• _Material for this task_:
----

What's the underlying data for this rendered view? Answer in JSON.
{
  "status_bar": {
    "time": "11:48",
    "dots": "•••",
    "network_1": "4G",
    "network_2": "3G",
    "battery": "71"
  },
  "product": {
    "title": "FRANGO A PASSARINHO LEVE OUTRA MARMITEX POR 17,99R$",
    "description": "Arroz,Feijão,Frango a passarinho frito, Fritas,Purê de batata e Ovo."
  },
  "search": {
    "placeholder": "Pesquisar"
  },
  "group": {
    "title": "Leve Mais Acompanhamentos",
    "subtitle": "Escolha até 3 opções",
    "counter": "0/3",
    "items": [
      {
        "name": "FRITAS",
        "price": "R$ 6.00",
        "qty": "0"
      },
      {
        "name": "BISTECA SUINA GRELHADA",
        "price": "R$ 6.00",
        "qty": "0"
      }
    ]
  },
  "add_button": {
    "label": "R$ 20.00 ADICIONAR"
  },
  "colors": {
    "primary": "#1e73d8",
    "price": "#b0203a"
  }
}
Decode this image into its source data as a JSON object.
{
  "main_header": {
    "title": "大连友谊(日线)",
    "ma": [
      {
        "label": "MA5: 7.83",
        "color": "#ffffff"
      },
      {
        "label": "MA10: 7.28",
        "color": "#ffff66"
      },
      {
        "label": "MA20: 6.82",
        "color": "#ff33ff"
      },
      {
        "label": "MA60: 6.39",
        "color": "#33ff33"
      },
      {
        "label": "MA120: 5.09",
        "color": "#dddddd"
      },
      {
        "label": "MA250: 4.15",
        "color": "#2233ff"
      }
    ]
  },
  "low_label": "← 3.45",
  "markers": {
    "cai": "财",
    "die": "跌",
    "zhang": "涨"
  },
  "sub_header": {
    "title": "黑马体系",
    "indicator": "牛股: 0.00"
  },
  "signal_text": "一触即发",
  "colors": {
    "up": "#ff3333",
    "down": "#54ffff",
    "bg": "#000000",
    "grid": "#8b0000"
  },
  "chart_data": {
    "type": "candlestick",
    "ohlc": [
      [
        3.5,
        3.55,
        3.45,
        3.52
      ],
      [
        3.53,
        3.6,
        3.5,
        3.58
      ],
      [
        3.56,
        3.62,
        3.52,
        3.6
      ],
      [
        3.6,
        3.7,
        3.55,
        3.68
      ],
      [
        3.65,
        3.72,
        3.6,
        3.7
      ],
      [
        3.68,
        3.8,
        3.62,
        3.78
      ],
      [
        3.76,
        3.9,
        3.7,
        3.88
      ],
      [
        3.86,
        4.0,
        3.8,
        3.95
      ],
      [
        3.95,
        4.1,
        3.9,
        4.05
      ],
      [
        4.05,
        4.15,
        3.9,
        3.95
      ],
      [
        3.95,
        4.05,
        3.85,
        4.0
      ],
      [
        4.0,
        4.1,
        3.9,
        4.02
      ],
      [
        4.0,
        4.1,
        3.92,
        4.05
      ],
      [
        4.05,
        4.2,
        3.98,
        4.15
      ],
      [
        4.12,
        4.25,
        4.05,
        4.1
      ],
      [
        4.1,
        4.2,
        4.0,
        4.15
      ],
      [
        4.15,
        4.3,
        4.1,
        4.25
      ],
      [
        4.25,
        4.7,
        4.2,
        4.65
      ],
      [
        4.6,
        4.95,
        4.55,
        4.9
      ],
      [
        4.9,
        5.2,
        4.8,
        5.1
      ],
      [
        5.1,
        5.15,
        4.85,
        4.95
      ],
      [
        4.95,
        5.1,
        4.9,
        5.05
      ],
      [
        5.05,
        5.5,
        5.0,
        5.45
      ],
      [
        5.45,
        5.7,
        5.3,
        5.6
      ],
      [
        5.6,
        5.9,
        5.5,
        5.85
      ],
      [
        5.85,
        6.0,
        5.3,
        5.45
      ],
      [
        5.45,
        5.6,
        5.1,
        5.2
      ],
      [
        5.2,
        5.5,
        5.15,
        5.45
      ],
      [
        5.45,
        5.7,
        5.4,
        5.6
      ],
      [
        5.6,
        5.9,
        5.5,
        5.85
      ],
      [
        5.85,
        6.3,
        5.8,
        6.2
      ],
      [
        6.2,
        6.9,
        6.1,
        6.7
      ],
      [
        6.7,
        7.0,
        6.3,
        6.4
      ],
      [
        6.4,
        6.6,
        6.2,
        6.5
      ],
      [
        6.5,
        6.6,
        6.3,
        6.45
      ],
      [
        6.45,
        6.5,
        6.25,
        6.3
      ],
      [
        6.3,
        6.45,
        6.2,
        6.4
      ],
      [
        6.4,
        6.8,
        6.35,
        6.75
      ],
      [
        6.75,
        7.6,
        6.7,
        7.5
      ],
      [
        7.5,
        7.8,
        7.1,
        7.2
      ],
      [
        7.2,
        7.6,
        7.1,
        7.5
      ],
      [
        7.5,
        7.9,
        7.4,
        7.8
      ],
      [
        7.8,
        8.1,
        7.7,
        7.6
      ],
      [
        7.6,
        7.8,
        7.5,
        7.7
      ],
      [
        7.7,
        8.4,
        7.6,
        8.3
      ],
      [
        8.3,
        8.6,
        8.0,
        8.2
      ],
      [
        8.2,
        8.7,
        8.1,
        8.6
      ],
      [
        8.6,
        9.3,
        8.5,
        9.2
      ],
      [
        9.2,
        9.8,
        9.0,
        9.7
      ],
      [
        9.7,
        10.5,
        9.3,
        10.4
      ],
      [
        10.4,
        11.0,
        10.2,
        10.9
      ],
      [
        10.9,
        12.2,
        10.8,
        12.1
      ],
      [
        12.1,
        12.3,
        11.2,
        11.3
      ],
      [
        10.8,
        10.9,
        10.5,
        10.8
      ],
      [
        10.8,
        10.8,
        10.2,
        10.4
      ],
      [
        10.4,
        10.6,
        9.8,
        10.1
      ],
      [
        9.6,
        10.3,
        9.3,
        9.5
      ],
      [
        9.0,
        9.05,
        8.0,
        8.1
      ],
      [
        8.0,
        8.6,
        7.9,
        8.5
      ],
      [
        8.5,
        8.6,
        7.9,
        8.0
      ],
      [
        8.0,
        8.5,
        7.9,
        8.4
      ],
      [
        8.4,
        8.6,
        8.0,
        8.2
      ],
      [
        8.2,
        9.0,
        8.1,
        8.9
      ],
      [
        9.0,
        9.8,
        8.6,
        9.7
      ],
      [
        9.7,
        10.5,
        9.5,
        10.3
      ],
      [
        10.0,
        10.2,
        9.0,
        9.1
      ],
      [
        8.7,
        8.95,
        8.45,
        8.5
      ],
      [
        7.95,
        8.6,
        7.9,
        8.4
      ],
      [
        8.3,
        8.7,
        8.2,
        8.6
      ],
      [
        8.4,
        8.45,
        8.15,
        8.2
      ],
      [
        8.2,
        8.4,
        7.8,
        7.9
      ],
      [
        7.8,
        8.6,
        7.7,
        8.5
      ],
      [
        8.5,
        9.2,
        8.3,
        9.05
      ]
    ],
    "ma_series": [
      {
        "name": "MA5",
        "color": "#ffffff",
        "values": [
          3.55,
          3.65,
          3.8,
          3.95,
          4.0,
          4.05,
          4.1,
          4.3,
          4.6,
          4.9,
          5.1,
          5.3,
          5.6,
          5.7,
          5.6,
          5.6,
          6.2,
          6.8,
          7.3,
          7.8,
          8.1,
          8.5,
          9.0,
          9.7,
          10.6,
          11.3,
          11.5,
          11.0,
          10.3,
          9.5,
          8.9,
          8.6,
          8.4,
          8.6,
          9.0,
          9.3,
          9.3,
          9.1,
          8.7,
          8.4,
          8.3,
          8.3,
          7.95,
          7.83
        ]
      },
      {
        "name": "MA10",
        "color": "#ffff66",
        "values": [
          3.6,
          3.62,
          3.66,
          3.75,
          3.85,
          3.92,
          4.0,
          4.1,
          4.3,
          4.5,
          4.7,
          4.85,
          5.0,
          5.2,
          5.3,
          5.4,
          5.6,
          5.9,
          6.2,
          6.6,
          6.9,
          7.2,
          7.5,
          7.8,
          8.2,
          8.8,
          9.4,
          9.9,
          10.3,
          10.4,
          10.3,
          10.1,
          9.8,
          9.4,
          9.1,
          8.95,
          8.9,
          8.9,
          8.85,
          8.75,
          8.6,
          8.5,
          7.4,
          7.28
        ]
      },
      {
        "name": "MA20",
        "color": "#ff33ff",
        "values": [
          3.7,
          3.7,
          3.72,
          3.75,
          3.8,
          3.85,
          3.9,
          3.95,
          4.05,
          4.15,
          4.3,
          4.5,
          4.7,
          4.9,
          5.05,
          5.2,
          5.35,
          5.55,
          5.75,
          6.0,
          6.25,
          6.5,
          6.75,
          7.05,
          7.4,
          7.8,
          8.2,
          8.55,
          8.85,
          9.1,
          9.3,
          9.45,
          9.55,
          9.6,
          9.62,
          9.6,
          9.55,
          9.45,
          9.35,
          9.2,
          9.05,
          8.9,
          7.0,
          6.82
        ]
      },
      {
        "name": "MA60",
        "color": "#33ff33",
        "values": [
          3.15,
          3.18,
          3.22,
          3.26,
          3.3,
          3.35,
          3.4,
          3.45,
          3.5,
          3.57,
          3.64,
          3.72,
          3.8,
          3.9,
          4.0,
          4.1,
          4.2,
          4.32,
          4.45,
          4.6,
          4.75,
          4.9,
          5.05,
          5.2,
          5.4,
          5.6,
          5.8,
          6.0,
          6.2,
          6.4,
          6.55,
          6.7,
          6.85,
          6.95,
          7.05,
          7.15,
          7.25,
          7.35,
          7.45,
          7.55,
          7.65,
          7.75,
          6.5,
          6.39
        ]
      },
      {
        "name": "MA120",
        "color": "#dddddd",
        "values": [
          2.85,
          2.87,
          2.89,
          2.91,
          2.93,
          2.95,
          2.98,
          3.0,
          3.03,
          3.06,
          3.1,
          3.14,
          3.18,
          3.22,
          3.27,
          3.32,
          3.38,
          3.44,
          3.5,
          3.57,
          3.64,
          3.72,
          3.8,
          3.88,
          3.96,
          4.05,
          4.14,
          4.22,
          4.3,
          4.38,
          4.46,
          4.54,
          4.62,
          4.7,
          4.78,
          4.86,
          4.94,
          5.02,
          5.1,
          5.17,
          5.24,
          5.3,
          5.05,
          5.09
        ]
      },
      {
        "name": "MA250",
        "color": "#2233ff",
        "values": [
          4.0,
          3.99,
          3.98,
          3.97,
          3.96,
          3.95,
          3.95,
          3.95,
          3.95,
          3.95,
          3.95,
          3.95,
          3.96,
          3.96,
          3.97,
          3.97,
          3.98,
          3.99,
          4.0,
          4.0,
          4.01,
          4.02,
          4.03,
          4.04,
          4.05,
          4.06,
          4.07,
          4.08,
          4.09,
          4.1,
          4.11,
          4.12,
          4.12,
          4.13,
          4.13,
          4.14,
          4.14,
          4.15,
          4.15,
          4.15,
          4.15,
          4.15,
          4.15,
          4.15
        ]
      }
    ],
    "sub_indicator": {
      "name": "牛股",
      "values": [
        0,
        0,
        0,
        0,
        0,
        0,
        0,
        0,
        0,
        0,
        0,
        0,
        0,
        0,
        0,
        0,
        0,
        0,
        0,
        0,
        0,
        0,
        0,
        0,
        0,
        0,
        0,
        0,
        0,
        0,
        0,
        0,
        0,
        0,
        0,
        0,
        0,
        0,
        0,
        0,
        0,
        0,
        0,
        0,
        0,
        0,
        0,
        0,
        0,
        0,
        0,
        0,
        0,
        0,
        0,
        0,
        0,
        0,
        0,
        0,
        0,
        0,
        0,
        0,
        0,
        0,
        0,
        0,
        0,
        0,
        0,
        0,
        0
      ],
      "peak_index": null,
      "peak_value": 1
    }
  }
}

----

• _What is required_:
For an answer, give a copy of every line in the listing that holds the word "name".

• _Exercise response_:
        "name": "FRITAS",
        "name": "BISTECA SUINA GRELHADA",
        "name": "MA5",
        "name": "MA10",
        "name": "MA20",
        "name": "MA60",
        "name": "MA120",
        "name": "MA250",
      "name": "牛股",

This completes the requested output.